WHAT YOU WILL DO: In the records below, the part to copy starts at the line containing "What data populates" and goes to the last line; output it exactly, without pictures.

Data about app and page elements:
● ● ● ●
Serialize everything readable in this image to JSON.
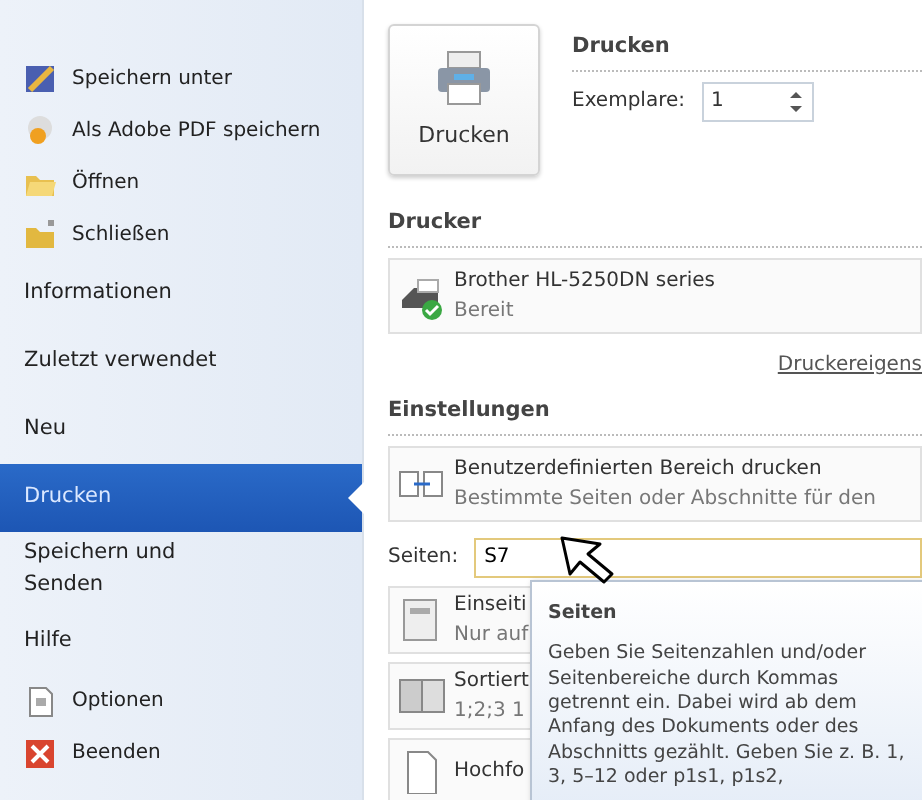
{
  "sidebar": {
    "items": [
      {
        "kind": "command",
        "label": "Speichern unter",
        "selected": false
      },
      {
        "kind": "command",
        "label": "Als Adobe PDF speichern",
        "selected": false
      },
      {
        "kind": "command",
        "label": "Öffnen",
        "selected": false
      },
      {
        "kind": "command",
        "label": "Schließen",
        "selected": false
      },
      {
        "kind": "tab",
        "label": "Informationen",
        "selected": false
      },
      {
        "kind": "tab",
        "label": "Zuletzt verwendet",
        "selected": false
      },
      {
        "kind": "tab",
        "label": "Neu",
        "selected": false
      },
      {
        "kind": "tab",
        "label": "Drucken",
        "selected": true
      },
      {
        "kind": "tab",
        "label": "Speichern und Senden",
        "selected": false
      },
      {
        "kind": "tab",
        "label": "Hilfe",
        "selected": false
      },
      {
        "kind": "command",
        "label": "Optionen",
        "selected": false
      },
      {
        "kind": "command",
        "label": "Beenden",
        "selected": false
      }
    ]
  },
  "print": {
    "button": "Drucken",
    "heading": "Drucken",
    "copies_label": "Exemplare:",
    "copies": "1"
  },
  "printer": {
    "heading": "Drucker",
    "name": "Brother HL-5250DN series",
    "status": "Bereit",
    "properties_link": "Druckereigens"
  },
  "settings": {
    "heading": "Einstellungen",
    "range": {
      "title": "Benutzerdefinierten Bereich drucken",
      "subtitle": "Bestimmte Seiten oder Abschnitte für den"
    },
    "pages_label": "Seiten:",
    "pages_value": "S7",
    "options": [
      {
        "kind": "duplex",
        "title": "Einseiti",
        "subtitle": "Nur auf"
      },
      {
        "kind": "collate",
        "title": "Sortiert",
        "subtitle": "1;2;3   1"
      },
      {
        "kind": "orientation",
        "title": "Hochfo"
      }
    ]
  },
  "tooltip": {
    "title": "Seiten",
    "text": "Geben Sie Seitenzahlen und/oder Seitenbereiche durch Kommas getrennt ein. Dabei wird ab dem Anfang des Dokuments oder des Abschnitts gezählt. Geben Sie z. B. 1, 3, 5–12 oder p1s1, p1s2,"
  }
}
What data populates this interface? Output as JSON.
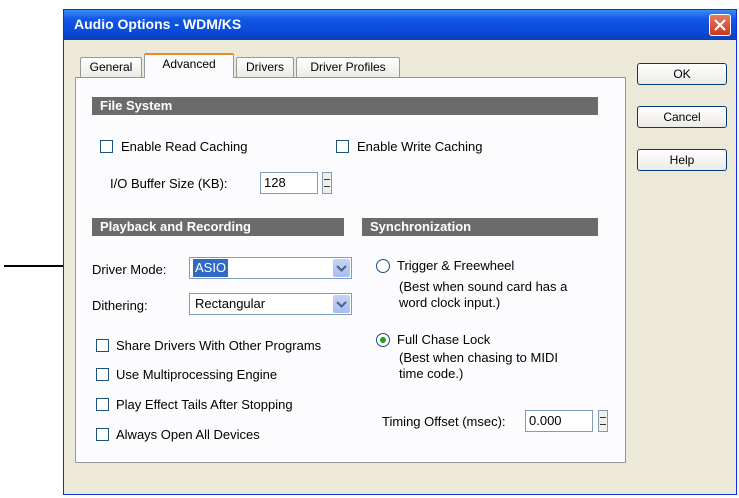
{
  "window": {
    "title": "Audio Options - WDM/KS"
  },
  "tabs": [
    {
      "label": "General"
    },
    {
      "label": "Advanced",
      "active": true
    },
    {
      "label": "Drivers"
    },
    {
      "label": "Driver Profiles"
    }
  ],
  "buttons": {
    "ok": "OK",
    "cancel": "Cancel",
    "help": "Help"
  },
  "file_system": {
    "header": "File System",
    "enable_read_caching": {
      "label": "Enable Read Caching",
      "checked": false
    },
    "enable_write_caching": {
      "label": "Enable Write Caching",
      "checked": false
    },
    "io_buffer_label": "I/O Buffer Size (KB):",
    "io_buffer_value": "128"
  },
  "playback": {
    "header": "Playback and Recording",
    "driver_mode_label": "Driver Mode:",
    "driver_mode_value": "ASIO",
    "dithering_label": "Dithering:",
    "dithering_value": "Rectangular",
    "options": [
      {
        "label": "Share Drivers With Other Programs",
        "checked": false
      },
      {
        "label": "Use Multiprocessing Engine",
        "checked": false
      },
      {
        "label": "Play Effect Tails After Stopping",
        "checked": false
      },
      {
        "label": "Always Open All Devices",
        "checked": false
      }
    ]
  },
  "sync": {
    "header": "Synchronization",
    "trigger": {
      "label": "Trigger & Freewheel",
      "note1": "(Best when sound card has a",
      "note2": "word clock input.)",
      "selected": false
    },
    "chase": {
      "label": "Full Chase Lock",
      "note1": "(Best when chasing to MIDI",
      "note2": "time code.)",
      "selected": true
    },
    "timing_offset_label": "Timing Offset (msec):",
    "timing_offset_value": "0.000"
  },
  "colors": {
    "title_bar": "#0a4bd8",
    "section_bg": "#6b6b6b",
    "dialog_bg": "#ece9d8",
    "selection": "#316ac5"
  }
}
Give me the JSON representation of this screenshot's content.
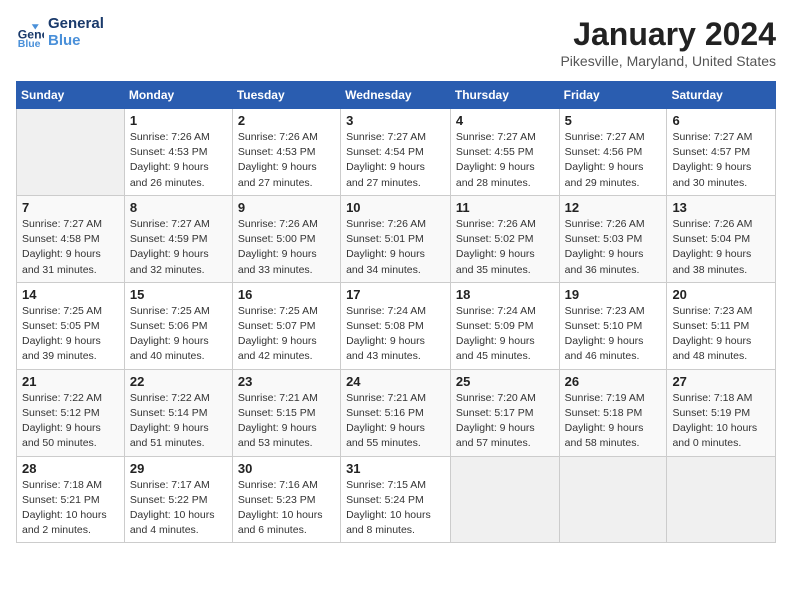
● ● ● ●
OUTPUT FOR THIS EXERCISE:
What data populates this interface? Output as JSON.
{
  "window": {
    "title": "Audio Options - WDM/KS"
  },
  "tabs": [
    {
      "label": "General"
    },
    {
      "label": "Advanced",
      "active": true
    },
    {
      "label": "Drivers"
    },
    {
      "label": "Driver Profiles"
    }
  ],
  "buttons": {
    "ok": "OK",
    "cancel": "Cancel",
    "help": "Help"
  },
  "file_system": {
    "header": "File System",
    "enable_read_caching": {
      "label": "Enable Read Caching",
      "checked": false
    },
    "enable_write_caching": {
      "label": "Enable Write Caching",
      "checked": false
    },
    "io_buffer_label": "I/O Buffer Size (KB):",
    "io_buffer_value": "128"
  },
  "playback": {
    "header": "Playback and Recording",
    "driver_mode_label": "Driver Mode:",
    "driver_mode_value": "ASIO",
    "dithering_label": "Dithering:",
    "dithering_value": "Rectangular",
    "options": [
      {
        "label": "Share Drivers With Other Programs",
        "checked": false
      },
      {
        "label": "Use Multiprocessing Engine",
        "checked": false
      },
      {
        "label": "Play Effect Tails After Stopping",
        "checked": false
      },
      {
        "label": "Always Open All Devices",
        "checked": false
      }
    ]
  },
  "sync": {
    "header": "Synchronization",
    "trigger": {
      "label": "Trigger & Freewheel",
      "note1": "(Best when sound card has a",
      "note2": "word clock input.)",
      "selected": false
    },
    "chase": {
      "label": "Full Chase Lock",
      "note1": "(Best when chasing to MIDI",
      "note2": "time code.)",
      "selected": true
    },
    "timing_offset_label": "Timing Offset (msec):",
    "timing_offset_value": "0.000"
  },
  "colors": {
    "title_bar": "#0a4bd8",
    "section_bg": "#6b6b6b",
    "dialog_bg": "#ece9d8",
    "selection": "#316ac5"
  }
}
Give me the JSON representation of this screenshot's content.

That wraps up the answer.